--- Given entries Enclosed Below ---

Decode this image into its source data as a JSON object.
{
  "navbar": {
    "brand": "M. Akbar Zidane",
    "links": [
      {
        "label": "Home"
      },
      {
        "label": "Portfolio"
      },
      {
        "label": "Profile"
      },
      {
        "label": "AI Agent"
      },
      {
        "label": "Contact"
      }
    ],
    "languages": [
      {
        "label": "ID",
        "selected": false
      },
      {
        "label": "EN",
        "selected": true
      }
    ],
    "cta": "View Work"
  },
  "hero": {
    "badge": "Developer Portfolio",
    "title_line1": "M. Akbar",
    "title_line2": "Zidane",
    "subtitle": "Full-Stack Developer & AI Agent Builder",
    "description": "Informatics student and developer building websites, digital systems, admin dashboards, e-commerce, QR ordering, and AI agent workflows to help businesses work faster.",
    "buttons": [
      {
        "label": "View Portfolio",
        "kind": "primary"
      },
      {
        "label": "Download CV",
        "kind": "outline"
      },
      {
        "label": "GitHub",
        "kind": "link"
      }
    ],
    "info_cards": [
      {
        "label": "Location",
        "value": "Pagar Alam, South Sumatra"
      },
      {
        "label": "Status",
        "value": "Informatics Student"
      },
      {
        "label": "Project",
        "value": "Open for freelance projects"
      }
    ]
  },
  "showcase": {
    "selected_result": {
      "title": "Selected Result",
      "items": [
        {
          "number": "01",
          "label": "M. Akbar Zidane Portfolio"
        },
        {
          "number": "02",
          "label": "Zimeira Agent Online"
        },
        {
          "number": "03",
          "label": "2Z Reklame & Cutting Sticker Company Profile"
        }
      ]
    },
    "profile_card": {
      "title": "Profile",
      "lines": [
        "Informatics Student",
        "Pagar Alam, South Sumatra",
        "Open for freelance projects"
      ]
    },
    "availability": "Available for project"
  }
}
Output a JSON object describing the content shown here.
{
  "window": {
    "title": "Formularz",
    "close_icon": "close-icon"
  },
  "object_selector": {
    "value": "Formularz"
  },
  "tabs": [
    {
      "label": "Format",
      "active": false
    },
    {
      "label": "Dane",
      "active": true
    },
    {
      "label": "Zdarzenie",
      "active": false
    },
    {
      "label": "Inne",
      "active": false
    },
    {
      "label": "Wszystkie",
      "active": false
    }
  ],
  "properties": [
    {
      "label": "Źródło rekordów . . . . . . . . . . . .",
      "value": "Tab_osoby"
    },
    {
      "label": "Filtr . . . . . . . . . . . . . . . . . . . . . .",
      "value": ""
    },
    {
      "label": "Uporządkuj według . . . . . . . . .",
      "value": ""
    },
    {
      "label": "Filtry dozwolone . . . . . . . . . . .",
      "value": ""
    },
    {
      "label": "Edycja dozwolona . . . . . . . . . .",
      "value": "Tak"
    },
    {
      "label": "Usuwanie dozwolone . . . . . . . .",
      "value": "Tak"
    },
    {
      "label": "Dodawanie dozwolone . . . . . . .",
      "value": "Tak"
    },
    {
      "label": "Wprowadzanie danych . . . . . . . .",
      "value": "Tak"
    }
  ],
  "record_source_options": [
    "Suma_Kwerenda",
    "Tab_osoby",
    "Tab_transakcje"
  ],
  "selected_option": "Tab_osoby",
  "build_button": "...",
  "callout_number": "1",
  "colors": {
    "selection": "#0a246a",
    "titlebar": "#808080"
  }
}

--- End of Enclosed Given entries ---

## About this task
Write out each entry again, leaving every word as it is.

## Task solution
Decode this image into its source data as a JSON object.
{
  "navbar": {
    "brand": "M. Akbar Zidane",
    "links": [
      {
        "label": "Home"
      },
      {
        "label": "Portfolio"
      },
      {
        "label": "Profile"
      },
      {
        "label": "AI Agent"
      },
      {
        "label": "Contact"
      }
    ],
    "languages": [
      {
        "label": "ID",
        "selected": false
      },
      {
        "label": "EN",
        "selected": true
      }
    ],
    "cta": "View Work"
  },
  "hero": {
    "badge": "Developer Portfolio",
    "title_line1": "M. Akbar",
    "title_line2": "Zidane",
    "subtitle": "Full-Stack Developer & AI Agent Builder",
    "description": "Informatics student and developer building websites, digital systems, admin dashboards, e-commerce, QR ordering, and AI agent workflows to help businesses work faster.",
    "buttons": [
      {
        "label": "View Portfolio",
        "kind": "primary"
      },
      {
        "label": "Download CV",
        "kind": "outline"
      },
      {
        "label": "GitHub",
        "kind": "link"
      }
    ],
    "info_cards": [
      {
        "label": "Location",
        "value": "Pagar Alam, South Sumatra"
      },
      {
        "label": "Status",
        "value": "Informatics Student"
      },
      {
        "label": "Project",
        "value": "Open for freelance projects"
      }
    ]
  },
  "showcase": {
    "selected_result": {
      "title": "Selected Result",
      "items": [
        {
          "number": "01",
          "label": "M. Akbar Zidane Portfolio"
        },
        {
          "number": "02",
          "label": "Zimeira Agent Online"
        },
        {
          "number": "03",
          "label": "2Z Reklame & Cutting Sticker Company Profile"
        }
      ]
    },
    "profile_card": {
      "title": "Profile",
      "lines": [
        "Informatics Student",
        "Pagar Alam, South Sumatra",
        "Open for freelance projects"
      ]
    },
    "availability": "Available for project"
  }
}
Output a JSON object describing the content shown here.
{
  "window": {
    "title": "Formularz",
    "close_icon": "close-icon"
  },
  "object_selector": {
    "value": "Formularz"
  },
  "tabs": [
    {
      "label": "Format",
      "active": false
    },
    {
      "label": "Dane",
      "active": true
    },
    {
      "label": "Zdarzenie",
      "active": false
    },
    {
      "label": "Inne",
      "active": false
    },
    {
      "label": "Wszystkie",
      "active": false
    }
  ],
  "properties": [
    {
      "label": "Źródło rekordów . . . . . . . . . . . .",
      "value": "Tab_osoby"
    },
    {
      "label": "Filtr . . . . . . . . . . . . . . . . . . . . . .",
      "value": ""
    },
    {
      "label": "Uporządkuj według . . . . . . . . .",
      "value": ""
    },
    {
      "label": "Filtry dozwolone . . . . . . . . . . .",
      "value": ""
    },
    {
      "label": "Edycja dozwolona . . . . . . . . . .",
      "value": "Tak"
    },
    {
      "label": "Usuwanie dozwolone . . . . . . . .",
      "value": "Tak"
    },
    {
      "label": "Dodawanie dozwolone . . . . . . .",
      "value": "Tak"
    },
    {
      "label": "Wprowadzanie danych . . . . . . . .",
      "value": "Tak"
    }
  ],
  "record_source_options": [
    "Suma_Kwerenda",
    "Tab_osoby",
    "Tab_transakcje"
  ],
  "selected_option": "Tab_osoby",
  "build_button": "...",
  "callout_number": "1",
  "colors": {
    "selection": "#0a246a",
    "titlebar": "#808080"
  }
}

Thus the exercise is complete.